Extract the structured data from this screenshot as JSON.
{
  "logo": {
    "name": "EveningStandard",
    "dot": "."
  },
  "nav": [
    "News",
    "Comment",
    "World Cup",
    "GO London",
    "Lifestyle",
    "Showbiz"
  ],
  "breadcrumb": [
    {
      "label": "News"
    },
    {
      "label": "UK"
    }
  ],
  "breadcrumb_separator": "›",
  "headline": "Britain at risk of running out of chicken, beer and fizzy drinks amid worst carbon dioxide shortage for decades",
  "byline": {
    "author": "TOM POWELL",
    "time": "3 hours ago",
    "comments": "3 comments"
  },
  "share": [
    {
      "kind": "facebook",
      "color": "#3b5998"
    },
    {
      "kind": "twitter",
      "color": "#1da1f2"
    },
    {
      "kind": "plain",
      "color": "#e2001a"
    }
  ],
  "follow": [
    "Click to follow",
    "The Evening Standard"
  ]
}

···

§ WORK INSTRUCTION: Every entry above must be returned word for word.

§ ANSWER BELOW:
Extract the structured data from this screenshot as JSON.
{
  "logo": {
    "name": "EveningStandard",
    "dot": "."
  },
  "nav": [
    "News",
    "Comment",
    "World Cup",
    "GO London",
    "Lifestyle",
    "Showbiz"
  ],
  "breadcrumb": [
    {
      "label": "News"
    },
    {
      "label": "UK"
    }
  ],
  "breadcrumb_separator": "›",
  "headline": "Britain at risk of running out of chicken, beer and fizzy drinks amid worst carbon dioxide shortage for decades",
  "byline": {
    "author": "TOM POWELL",
    "time": "3 hours ago",
    "comments": "3 comments"
  },
  "share": [
    {
      "kind": "facebook",
      "color": "#3b5998"
    },
    {
      "kind": "twitter",
      "color": "#1da1f2"
    },
    {
      "kind": "plain",
      "color": "#e2001a"
    }
  ],
  "follow": [
    "Click to follow",
    "The Evening Standard"
  ]
}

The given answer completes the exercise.